» The problem: Out of the records below, copy all lines in which the word "this" occurs.

(App and web page records)
□ □ □ □

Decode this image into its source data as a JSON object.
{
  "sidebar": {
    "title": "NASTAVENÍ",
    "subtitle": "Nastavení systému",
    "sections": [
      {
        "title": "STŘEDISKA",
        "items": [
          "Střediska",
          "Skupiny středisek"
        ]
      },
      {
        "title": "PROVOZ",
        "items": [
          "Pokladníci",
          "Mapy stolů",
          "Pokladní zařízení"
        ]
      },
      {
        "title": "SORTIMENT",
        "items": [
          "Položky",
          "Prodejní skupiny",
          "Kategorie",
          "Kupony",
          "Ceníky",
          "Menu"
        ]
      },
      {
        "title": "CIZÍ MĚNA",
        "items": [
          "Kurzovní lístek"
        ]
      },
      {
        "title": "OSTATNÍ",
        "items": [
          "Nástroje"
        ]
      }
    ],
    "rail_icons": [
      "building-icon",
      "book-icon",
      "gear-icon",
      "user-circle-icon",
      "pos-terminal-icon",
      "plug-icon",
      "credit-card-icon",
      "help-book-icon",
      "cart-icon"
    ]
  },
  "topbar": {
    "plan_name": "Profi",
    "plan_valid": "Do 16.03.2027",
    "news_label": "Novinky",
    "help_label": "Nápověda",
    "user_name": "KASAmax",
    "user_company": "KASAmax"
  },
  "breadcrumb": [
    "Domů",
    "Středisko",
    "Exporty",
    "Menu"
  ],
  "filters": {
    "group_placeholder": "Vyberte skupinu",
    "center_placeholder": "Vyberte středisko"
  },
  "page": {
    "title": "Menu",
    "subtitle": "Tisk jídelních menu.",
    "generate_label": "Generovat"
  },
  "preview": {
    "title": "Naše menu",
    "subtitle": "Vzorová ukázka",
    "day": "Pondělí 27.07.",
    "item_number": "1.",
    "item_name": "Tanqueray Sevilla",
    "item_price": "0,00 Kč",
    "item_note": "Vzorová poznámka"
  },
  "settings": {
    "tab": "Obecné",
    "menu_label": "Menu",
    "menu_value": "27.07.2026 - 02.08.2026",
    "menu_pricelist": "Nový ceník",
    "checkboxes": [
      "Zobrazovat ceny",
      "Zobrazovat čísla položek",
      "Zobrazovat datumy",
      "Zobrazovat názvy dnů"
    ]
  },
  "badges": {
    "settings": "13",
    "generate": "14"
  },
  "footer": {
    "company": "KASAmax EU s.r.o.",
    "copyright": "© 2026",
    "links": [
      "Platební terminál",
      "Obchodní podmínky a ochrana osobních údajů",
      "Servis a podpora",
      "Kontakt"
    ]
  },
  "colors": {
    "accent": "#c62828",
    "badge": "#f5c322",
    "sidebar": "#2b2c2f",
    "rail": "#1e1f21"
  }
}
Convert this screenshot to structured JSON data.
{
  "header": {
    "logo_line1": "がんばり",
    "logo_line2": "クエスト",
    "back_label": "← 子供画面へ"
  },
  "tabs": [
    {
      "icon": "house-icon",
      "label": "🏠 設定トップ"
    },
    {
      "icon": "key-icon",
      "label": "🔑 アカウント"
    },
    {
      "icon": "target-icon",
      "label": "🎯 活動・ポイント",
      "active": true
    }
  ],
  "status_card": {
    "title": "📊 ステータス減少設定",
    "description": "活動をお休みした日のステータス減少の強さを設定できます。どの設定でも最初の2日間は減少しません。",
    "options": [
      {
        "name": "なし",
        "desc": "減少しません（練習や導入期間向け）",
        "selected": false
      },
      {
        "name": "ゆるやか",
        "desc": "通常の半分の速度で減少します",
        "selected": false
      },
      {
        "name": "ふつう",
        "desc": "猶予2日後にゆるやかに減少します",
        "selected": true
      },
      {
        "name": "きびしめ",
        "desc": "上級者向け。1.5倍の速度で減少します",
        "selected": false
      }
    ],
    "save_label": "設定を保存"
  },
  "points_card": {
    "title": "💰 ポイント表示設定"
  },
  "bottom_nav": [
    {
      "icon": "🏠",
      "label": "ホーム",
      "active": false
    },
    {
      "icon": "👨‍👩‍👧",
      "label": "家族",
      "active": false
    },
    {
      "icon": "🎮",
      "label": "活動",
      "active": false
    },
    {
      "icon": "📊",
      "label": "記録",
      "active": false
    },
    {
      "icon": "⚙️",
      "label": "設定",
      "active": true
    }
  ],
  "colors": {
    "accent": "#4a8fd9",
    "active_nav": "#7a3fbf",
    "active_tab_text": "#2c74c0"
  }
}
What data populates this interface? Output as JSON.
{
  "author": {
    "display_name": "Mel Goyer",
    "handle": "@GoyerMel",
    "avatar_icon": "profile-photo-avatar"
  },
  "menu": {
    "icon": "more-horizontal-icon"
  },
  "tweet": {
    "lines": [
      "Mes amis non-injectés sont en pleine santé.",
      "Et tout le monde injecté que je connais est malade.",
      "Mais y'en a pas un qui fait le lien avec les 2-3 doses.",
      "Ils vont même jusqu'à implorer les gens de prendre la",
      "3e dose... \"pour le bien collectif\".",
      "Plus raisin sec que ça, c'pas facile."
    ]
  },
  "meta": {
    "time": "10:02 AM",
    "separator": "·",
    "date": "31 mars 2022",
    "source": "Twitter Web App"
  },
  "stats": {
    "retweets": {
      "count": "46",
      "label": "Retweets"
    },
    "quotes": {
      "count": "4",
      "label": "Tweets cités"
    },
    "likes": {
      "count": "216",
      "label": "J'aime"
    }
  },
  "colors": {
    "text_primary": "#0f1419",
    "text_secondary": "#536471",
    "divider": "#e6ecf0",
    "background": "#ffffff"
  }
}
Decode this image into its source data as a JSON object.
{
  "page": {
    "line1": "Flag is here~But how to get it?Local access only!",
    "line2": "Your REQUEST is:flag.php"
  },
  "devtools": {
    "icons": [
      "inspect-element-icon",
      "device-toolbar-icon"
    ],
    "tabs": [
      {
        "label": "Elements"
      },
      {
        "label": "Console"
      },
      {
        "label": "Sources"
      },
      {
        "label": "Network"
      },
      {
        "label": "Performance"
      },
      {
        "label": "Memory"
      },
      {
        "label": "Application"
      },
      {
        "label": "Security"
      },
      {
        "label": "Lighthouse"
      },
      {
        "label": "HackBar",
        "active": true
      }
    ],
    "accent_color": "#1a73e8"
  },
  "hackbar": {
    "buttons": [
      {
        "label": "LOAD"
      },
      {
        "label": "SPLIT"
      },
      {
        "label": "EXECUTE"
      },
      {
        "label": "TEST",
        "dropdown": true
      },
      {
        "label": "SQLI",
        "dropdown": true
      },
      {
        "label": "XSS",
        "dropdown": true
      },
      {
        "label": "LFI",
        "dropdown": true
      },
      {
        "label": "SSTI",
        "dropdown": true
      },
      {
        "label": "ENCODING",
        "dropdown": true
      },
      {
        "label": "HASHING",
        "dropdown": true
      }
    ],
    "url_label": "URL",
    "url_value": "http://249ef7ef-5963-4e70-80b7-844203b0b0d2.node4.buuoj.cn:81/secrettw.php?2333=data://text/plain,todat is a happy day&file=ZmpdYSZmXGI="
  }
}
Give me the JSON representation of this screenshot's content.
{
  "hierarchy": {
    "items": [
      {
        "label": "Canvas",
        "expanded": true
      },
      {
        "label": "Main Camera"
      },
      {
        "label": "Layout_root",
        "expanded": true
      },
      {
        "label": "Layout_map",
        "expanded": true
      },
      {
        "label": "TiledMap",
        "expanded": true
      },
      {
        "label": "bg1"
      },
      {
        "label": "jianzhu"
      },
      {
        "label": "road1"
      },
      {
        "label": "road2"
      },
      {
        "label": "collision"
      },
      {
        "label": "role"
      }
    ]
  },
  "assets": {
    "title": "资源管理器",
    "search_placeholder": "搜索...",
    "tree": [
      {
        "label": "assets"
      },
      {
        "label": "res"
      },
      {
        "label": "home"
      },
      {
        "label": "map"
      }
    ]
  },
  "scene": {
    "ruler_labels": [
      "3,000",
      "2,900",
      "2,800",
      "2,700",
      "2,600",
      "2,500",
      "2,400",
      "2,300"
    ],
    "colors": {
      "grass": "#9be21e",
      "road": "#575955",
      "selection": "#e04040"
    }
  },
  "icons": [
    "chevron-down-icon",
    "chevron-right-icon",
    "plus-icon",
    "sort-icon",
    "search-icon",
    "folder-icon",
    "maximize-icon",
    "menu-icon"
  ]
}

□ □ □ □

» Your solution:
Decode this image into its source data as a JSON object.
Convert this screenshot to structured JSON data.
What data populates this interface? Output as JSON.
Decode this image into its source data as a JSON object.
Give me the JSON representation of this screenshot's content.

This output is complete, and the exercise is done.